Although not a primary concern of the president, felony disenfranchisement is also a popular voter suppression tactic. Felony disenfranchisement is the restriction of a felon's right to vote. In 11 states felons lose their right to vote indefinitely, depending on the crime, or require the governor to pardon their crime (forgive the charge of the crime), and they face a waiting period after their sentencing. In 16 states, felons lose the right to vote while in jail but are restored once they are released. In 21 states, the largest number, felons lose their right to vote while imprisoned, for a period of time after release, and then their right to vote is restored. However, in most cases where felons owe fines, they must fully pay off those fines or fees before their right is restored. An important and recent example of felony disenfranchisement is Florida’s Fourth Amendment. In 2018, Florida passed Amendment Four, a ballot initiative that allows felons to vote. Since most felons (up to 80%) have outstanding charges, the passage of Amendment Four did not do much. California passed Proposition 17 to allow the same on November 3. However, if a felon has an outstanding fee, they cannot vote.The reason that felony disenfranchisement is such an issue is that a 2010 study from the University of Georgia found that although felons account for 8% of the US population, they account for 33% of the Black population. Therefore, felony disenfranchisement disproportionately affects Blacks and their ability to vote, a form of voter suppression targets a minority.

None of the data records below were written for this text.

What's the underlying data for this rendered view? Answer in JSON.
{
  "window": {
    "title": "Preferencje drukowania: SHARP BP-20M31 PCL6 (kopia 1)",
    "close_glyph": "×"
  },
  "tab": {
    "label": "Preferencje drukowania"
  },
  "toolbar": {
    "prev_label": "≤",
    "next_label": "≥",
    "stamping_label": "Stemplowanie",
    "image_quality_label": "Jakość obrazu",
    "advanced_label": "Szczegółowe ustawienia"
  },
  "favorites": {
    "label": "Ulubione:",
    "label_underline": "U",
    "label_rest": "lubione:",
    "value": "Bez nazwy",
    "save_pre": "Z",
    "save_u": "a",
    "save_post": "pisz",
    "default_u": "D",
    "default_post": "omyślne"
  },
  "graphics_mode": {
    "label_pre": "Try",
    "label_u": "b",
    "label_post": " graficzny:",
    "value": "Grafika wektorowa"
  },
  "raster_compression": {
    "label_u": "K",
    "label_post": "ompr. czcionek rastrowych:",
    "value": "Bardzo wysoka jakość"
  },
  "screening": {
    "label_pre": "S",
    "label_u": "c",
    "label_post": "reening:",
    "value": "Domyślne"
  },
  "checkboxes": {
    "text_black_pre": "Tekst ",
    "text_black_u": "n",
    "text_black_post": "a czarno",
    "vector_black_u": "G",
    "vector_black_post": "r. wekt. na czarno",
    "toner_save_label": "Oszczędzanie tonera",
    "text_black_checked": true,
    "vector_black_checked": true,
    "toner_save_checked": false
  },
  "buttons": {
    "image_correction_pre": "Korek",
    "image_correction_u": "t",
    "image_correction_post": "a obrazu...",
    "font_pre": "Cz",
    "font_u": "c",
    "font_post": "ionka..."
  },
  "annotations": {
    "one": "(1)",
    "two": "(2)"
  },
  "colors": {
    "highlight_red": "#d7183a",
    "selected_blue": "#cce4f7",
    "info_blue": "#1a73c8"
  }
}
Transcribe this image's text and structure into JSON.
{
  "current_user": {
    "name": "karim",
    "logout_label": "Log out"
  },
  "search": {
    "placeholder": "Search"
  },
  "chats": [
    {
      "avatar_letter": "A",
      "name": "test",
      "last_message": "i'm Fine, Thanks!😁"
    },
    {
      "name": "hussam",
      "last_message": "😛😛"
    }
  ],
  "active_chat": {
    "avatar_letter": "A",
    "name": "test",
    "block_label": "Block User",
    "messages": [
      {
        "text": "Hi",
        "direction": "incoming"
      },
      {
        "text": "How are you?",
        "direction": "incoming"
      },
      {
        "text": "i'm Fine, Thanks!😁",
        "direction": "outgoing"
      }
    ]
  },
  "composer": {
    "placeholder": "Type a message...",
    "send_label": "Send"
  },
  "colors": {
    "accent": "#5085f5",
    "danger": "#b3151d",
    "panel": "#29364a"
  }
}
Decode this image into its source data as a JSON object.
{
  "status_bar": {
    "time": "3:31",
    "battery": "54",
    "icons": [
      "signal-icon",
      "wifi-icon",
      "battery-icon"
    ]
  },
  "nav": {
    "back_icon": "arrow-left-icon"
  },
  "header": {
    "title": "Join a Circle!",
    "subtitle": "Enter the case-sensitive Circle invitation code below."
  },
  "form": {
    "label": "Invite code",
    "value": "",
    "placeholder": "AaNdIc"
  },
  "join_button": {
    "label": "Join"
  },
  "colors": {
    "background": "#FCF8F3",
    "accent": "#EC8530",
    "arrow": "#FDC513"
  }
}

Another form of voter suppression is voter ID laws. 36 states require specific voter identification that must be issued by the government. The two largest barriers to obtaining this special identification card are access and cost. Some questions related to access are:
How will you get to an ID office?
When is the office open?
Do you have to take time off work?
The cost one is a bit more complex. While government officials may claim that an ID is free, there are often hidden costs such as the requirement of other officials documents that cost money. Thus, the barriers to obtaining government-issued identification that is needed to voter is another form of voter suppression.
Graphic: Demand The Vote
Empirical data and 2020 election results makes it clear that voter fraud is not a rampant issue in the United States. Allegations of such will still dominate media headlines in the days to come and will likely shape who the next President of the United States will be. The larger concern should be voter suppression and the methods which elected officials use to disenfranchise millions of Americans. Understanding how officials may use tactics to suppress your vote is important. It allows an individual to call their representatives out, and make sure their voice is heard. Voting is a right, not a privilege, and should be treated as such.